In the New International Commentary: The Book of Hosea, J. Andrew Dearman goes back to Hosea’s own cultural heritage—especially the covenant relationships that God had made with Israel through its troubled history. Dearman translates the ancient Hebrew himself, and makes a potentially clouded text clear in terms of its poetic style. Hosea’s story of Israel’s disloyalty, judgment, and forgiveness is a truly haunting lived-out metaphor.
It doesn’t matter what previous experience you have with the Bible. Readers of all kinds should take advantage of this commentary that adds so much clarity to the book of Hosea. The writers of this commentary have been scholars, teachers, and writers—which means they know how to communicate their knowledge in a concise, readable way.
Dearman operates off of his own translation of the text on a verse-by-verse basis. He’ll bring more scholarly matters—like textual criticism—side by side with how Hosea applies to everyday life. Like each other volume in this series, this one begins with an introduction that covers information on context, literary aspects, and theology.
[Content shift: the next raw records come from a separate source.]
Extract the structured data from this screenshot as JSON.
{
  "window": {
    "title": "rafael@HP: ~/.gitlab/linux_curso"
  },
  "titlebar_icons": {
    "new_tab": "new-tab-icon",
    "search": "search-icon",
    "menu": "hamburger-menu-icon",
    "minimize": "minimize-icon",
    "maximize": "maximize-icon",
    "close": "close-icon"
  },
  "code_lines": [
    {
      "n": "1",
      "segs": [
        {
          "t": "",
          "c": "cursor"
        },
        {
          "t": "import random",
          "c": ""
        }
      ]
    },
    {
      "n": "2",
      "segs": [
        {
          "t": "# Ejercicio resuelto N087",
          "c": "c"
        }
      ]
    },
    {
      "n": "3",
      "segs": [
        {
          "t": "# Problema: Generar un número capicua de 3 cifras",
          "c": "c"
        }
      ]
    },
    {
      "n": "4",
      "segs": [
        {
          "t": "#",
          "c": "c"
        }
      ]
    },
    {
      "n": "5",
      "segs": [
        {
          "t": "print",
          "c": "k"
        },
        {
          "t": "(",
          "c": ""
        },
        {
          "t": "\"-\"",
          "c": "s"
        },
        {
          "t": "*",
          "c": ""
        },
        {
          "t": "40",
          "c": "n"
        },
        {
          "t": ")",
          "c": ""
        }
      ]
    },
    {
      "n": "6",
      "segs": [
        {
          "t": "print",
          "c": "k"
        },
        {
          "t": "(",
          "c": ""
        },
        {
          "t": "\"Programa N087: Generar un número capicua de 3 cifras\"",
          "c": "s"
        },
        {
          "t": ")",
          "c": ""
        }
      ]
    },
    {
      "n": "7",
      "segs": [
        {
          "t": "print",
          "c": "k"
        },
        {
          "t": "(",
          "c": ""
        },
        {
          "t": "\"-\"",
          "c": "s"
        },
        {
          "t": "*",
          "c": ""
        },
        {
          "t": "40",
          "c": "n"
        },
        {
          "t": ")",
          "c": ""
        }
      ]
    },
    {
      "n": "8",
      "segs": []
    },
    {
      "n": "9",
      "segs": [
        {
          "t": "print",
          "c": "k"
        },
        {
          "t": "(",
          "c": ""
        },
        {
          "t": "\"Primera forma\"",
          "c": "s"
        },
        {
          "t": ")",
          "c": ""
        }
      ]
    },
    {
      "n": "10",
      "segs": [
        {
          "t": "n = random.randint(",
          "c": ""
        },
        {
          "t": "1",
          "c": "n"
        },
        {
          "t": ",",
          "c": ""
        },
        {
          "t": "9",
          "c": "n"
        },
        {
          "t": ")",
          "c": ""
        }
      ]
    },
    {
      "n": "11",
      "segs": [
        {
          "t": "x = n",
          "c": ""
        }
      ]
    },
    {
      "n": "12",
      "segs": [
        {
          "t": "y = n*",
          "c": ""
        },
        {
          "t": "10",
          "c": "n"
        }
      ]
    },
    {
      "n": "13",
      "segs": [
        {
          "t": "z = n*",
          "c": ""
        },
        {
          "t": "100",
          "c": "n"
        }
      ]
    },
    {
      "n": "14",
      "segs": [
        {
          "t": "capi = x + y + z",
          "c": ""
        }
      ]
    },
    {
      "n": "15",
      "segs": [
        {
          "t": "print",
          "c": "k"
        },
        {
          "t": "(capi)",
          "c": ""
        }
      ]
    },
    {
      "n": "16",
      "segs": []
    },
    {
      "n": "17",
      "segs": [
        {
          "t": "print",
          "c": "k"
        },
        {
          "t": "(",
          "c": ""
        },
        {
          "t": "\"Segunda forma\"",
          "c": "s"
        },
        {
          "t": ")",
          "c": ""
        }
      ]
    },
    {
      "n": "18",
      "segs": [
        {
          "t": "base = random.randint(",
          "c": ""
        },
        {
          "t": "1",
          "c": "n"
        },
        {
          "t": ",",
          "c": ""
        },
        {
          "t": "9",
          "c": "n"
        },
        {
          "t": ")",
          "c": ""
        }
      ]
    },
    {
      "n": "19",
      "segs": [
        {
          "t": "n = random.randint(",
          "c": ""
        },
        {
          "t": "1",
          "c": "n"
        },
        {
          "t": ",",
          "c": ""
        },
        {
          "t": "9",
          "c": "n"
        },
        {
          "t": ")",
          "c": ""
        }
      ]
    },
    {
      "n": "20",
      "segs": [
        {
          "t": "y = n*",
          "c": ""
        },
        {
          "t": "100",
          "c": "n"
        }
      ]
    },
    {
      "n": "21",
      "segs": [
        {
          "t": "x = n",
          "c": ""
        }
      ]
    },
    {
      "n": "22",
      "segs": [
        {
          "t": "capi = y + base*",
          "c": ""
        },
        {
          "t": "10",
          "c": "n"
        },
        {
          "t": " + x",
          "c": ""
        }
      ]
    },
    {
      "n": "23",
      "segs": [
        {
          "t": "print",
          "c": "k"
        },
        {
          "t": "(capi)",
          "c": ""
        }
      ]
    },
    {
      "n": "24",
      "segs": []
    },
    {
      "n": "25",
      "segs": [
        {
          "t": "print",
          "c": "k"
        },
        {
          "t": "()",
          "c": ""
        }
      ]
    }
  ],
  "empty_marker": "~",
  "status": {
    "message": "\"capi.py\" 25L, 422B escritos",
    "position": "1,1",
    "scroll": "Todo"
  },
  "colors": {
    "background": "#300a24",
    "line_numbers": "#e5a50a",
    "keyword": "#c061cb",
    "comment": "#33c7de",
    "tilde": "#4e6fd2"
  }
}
If you’re interested in reading further, Dearman includes a bibliography that will lead you in the right direction.
Also available is the entire New International Commentary on the Old Testament: 23 Volumes.